8. Spergularia salina J. Presl & C. Presl, Fl. ech. 95. 1819.
Salt-marsh sand-spurrey, lesser sea-spurrey, spergulaire des arais salés
Spergularia marina (Linnaeus) Grisebach; S. marina var. tenuis (Greene) R. Rossbach; S. salina var. tenuis (Greene) Jepson; S. tenuis Greene; Tissa marina (Linnaeus) Britton
Plants annual, delicate, 8-25(-30) cm, stipitate-glandular, at least in inflorescence. Taproots ± slender. Stems erect to ascending or prostrate, usually much-branched proximally; main stem 0.6-2(-3) mm diam. proximally. Leaves: stipules inconspicuous, dull white, broadly triangular, 1.2-3.5 mm, longer than wide, apex acute to short-acuminate; blade linear, (0.8-)1.5-4 cm, fleshy, apex blunt to apiculate; axillary leaf clusters usually absent. Cymes simple to 3+-compound or flowers solitary and axillary. Pedicels reflexed and oriented to 1 side in fruit. Flowers: sepals connate 0.5-1 mm proximally, lobes often 3-veined, ovate to elliptic, 2.5-4.5 mm, to 4.8 mm in fruit, margins 0.1-0.5 mm wide, apex acute to rounded; petals white or pink to rosy, ovate to elliptic-oblong, 0.8-1 times as long as sepals; stamens (1-)2-3(-5); styles 0.4-0.7 mm. Capsules greenish to tan, 2.8-6.4 mm, 1-1.5 times as long as sepals. Seeds light brown to reddish brown, with submarginal groove, broadly ovate, ± plump, 0.5-0.7(-0.8) mm, dull, ± smooth, often with gland-tipped papillae (30×); wing usually absent or incomplete. 2n = 18? (Asia), 36 (Europe).
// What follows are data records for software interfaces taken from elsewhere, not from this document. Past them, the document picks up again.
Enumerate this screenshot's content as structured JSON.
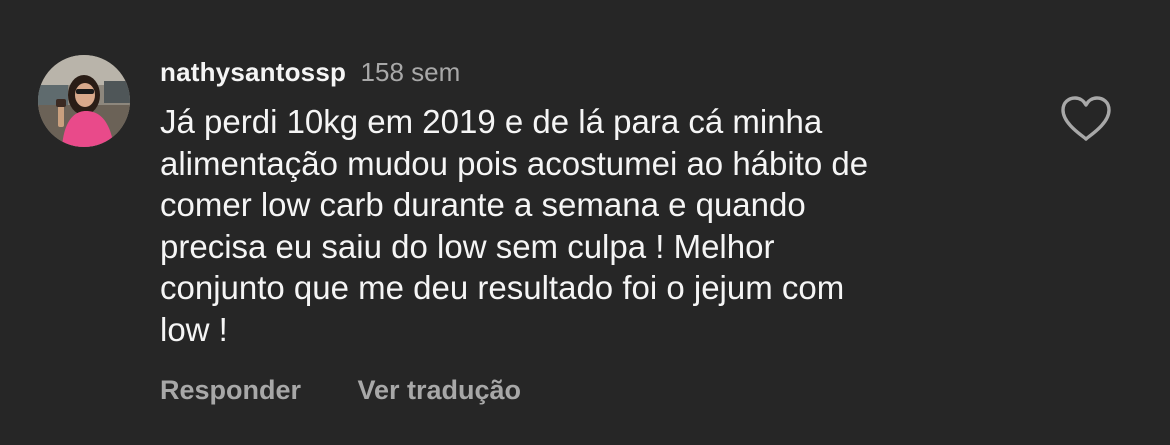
{
  "comment": {
    "username": "nathysantossp",
    "time": "158 sem",
    "text": "Já perdi 10kg em 2019 e de lá para cá minha\nalimentação mudou pois acostumei ao hábito de\ncomer low carb durante a semana e quando\nprecisa eu saiu do low sem culpa !  Melhor\nconjunto que me deu resultado foi o jejum com\nlow !",
    "actions": {
      "reply": "Responder",
      "translate": "Ver tradução"
    }
  },
  "icons": {
    "like": "heart-outline-icon",
    "avatar": "profile-photo"
  },
  "colors": {
    "background": "#262626",
    "primary_text": "#f5f5f5",
    "secondary_text": "#a8a8a8"
  }
}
Flowering summer-early fall. Mud flats, alkaline fields, sandy river bottoms, sandy coasts, salt marshes, saline highway edges (Great Lakes region); 0-1400 m; introduced and native; St. Pierre and Miquelon; Alta., B.C., Man., N.B., N.W.T., N.S., Ont., P.E.I., Que., Sask.; Ala., Ariz., Calif., Colo., Conn., Del., D.C., Fla., Ga., Idaho, Ill., Iowa, Ky., La., Maine, Md., Mass., Mich., Miss., Mo., Mont., Nebr., Nev., N.H., N.J., N.Mex., N.Y., N.C., N.Dak., Ohio, Okla., Oreg., Pa., R.I., S.C., Tex., Utah, Va., Wash., Wis., Wyo.; Eurasia; almost cosmopolitan via introduction.
While Spergularia salina may be native in coastal areas and some inland saline sites in much of the cited range, populations in the Great Lakes region are introduced where, as in S. media, highway and sidewalk salt runoff has created favorable habitats.
Variety tenuis has been distinguished from var. salina by some authors as follows: cyme crowded versus lax, sepals 1.6-3.8 mm versus 2.4-5 mm, mature capsules 3-4.4 mm versus 3.6-6.4 mm, respectively. Due to the extreme overlap in morphologic features as well as geographic ranges, var. tenuis is not recognized here.
The name Spergularia marina var. leiosperma (Kindberg) Gurke has been applied to plants with smooth seeds but, as pointed out by R. P. Rossbach (1940), separation of plants with smooth versus papillose seeds is not practical.
Some authors believe that the correct name for this species is Spergularia marina.